Obviously, registrars at colleges and guidance counselors at high schools are not entirely to blame for these pain points. The processes, procedures, protocols, etc. and lack of resources toward devoting funded solutions for emerging technologies are to blame. Additionally, if you work in the Office of the Registrar, or serve as a guidance counselor at a high school, you are not alone in your requests to fill gaps and reduce inefficiencies within your department. Many institutions face these same issues.
Requesting Student Records
Problem: The record-ordering process is often disjointed, confusing and far from streamlined. This frustration is then passed along to the student in one form or another.
Solution: Blockchain provides a central space for everything. Therefore my son’s transcript, state test scores, AP scores, SAT scores, grades, and even my electric bill to boot is ready to go.
Need a Diploma… Like Now? (not 5-10 weeks from now)
Problem: In today’s digital world, there should be no need for a student to wait five to 10 weeks for a diploma. Anyone with even a little bit of blockchain knowledge has likely wondered if it’s possible to use blockchain to bypass those third-party vendors who develop, process and send a paper or digital diploma. YES you can.
Solution: Here’s a thought: Get your marketing department to develop a sharp-looking diploma, verify it with signatures and stamps, then store it on the blockchain. It cannot be changed in any way, but the student can access their diploma and any other credentials on-demand at no cost. Also, think about the thousands you currently spend on diploma and credential issuers. This is really a no-brainer.
Seamless System Integration

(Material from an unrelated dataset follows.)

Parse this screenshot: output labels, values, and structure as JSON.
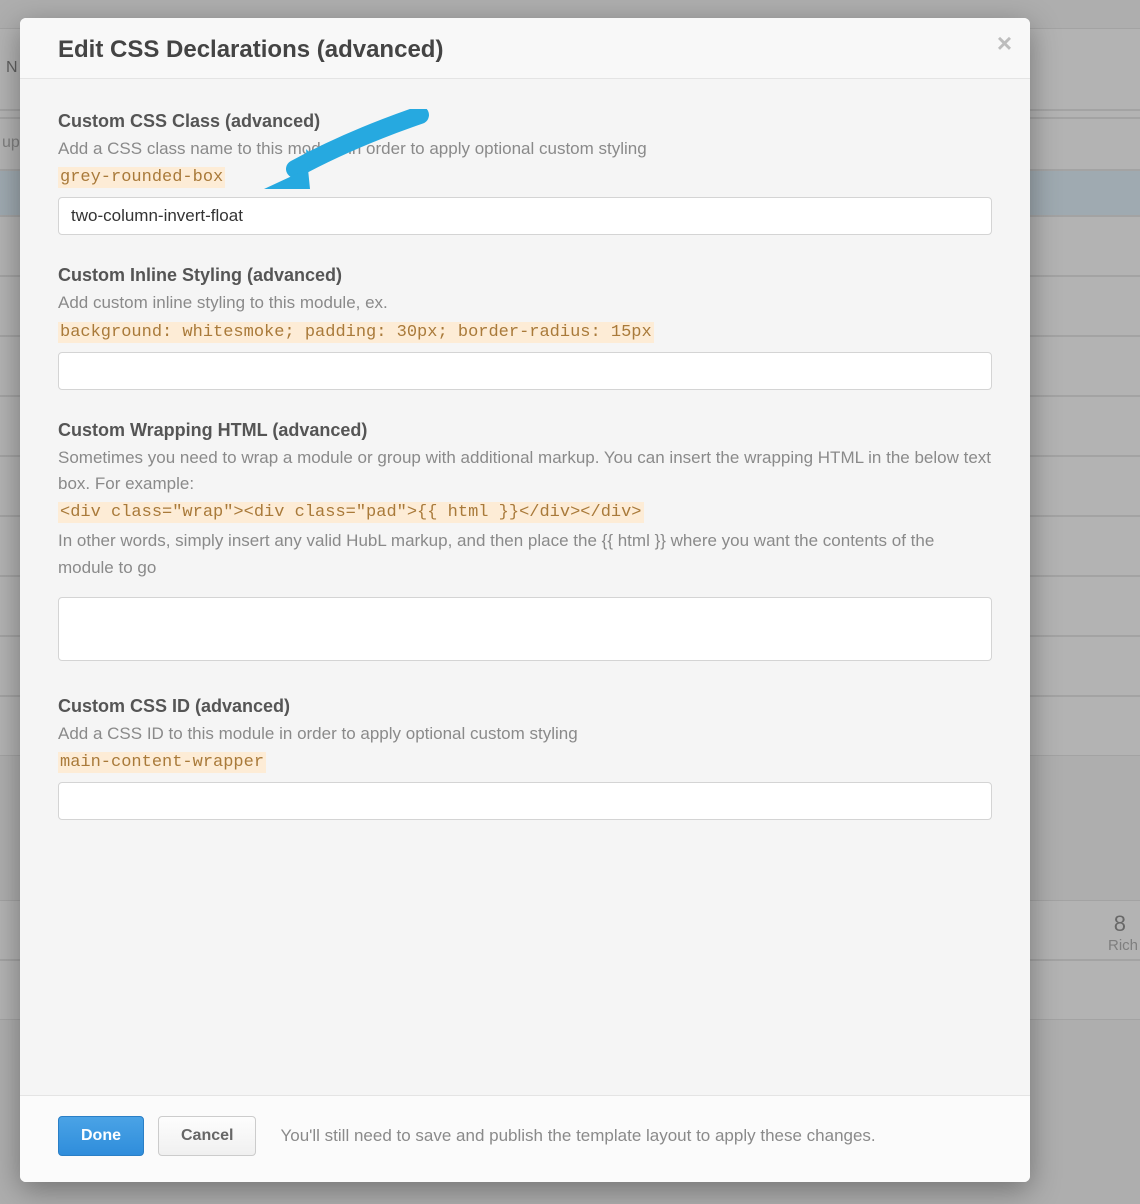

Problem: Many times, institutions purchase student record systems that were integrated several years ago, and they do not “talk to” other internal or external systems SIS, CRM, LMS, and cataloging systems. Students may also use different methods to pay for classes. For example, if a university is made up of a large proportion of military students, in order to receive Tuition Assistance (TA) benefits, these students need to supply a deferment education verification letter to the military branch to which they are associated to confirm they are a part-time or full-time student so that they can receive tuition and housing before school starts. Due to the systems that the military branches use—which oftentimes do not talk to student record management systems—institutions must rely on staff to manually input the information. So, for example, if a name is spelled incorrectly, or if a social security number is off by one digit, synchronization of the records does not occur and the verification process is delayed. This creates unnecessary inefficiencies which prevents registrar teams from customizing their workflows.
Solution: Blockchain technology, by design, allows for flexible integration and support custom workflows. Credentials, verification letters, and other student records are stored on blockchain, therefore are accessible whenever, wherever.

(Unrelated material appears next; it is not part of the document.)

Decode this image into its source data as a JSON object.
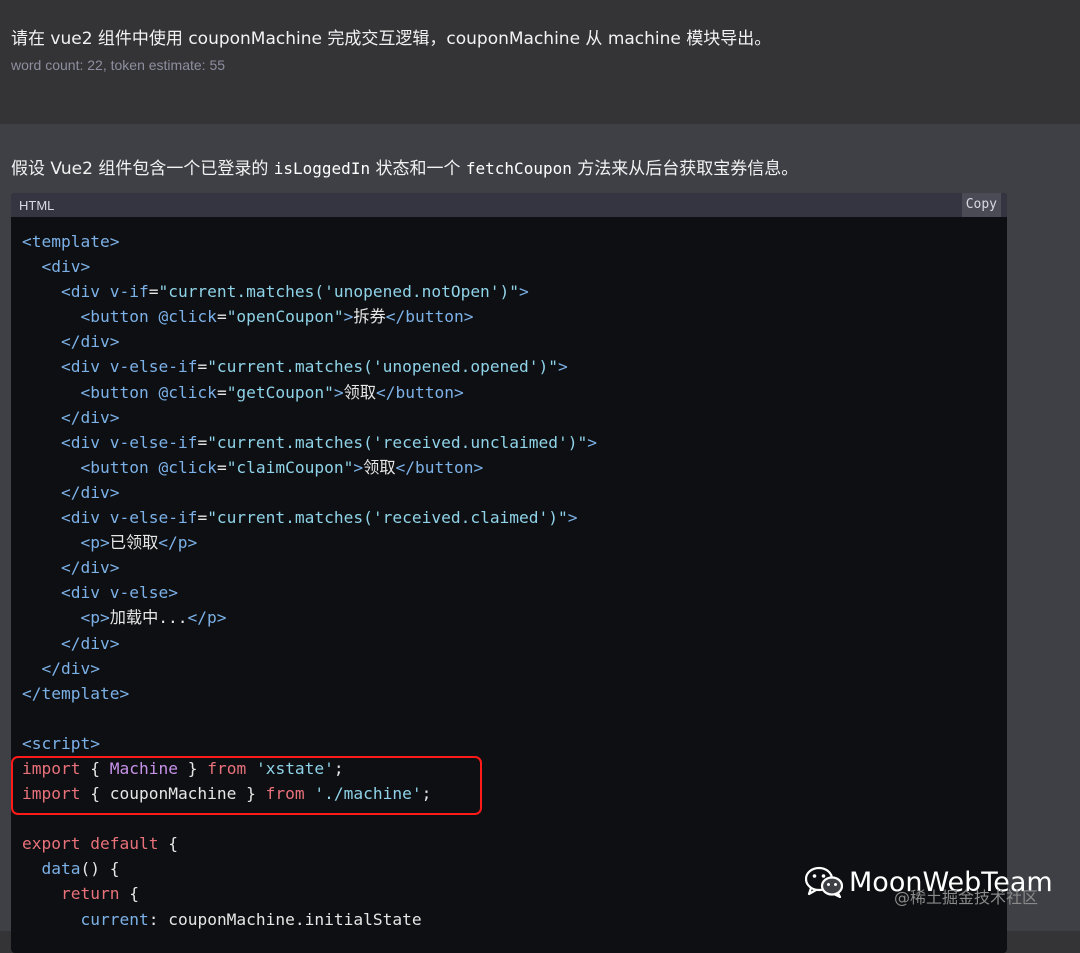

Security and Verification
Problem: Data privacy is paramount, period. However, the Office of the Registrar has everyday access to student records. Additionally, fraudulent transcripts, diplomas and other credentials are issues registrar teams deal with occasionally as well.
Solution: Again, by design, blockchain is highly secure. Each “block” in a blockchain contains records of transactions, therefore each block is connected to the one before and after it. For a hacker to tamper with even a single record, he would need to change the block containing that record as well as the blocks linked to it to avoid getting caught. Records are also secure with cryptography. Students would have their own private keys to each transaction they make which serves as a digital signature. If the signature is changed in any way, the record becomes invalid.
When I look at the all time wasted—my time, my son’s time, the staff’s time at the high school and the registrar’s office—it is readily apparent that blockchain-based systems must be implemented as soon as possible.
Our registration nightmare is over… but for so many other parents it’s still around the corner!
Author Perspective: Administrator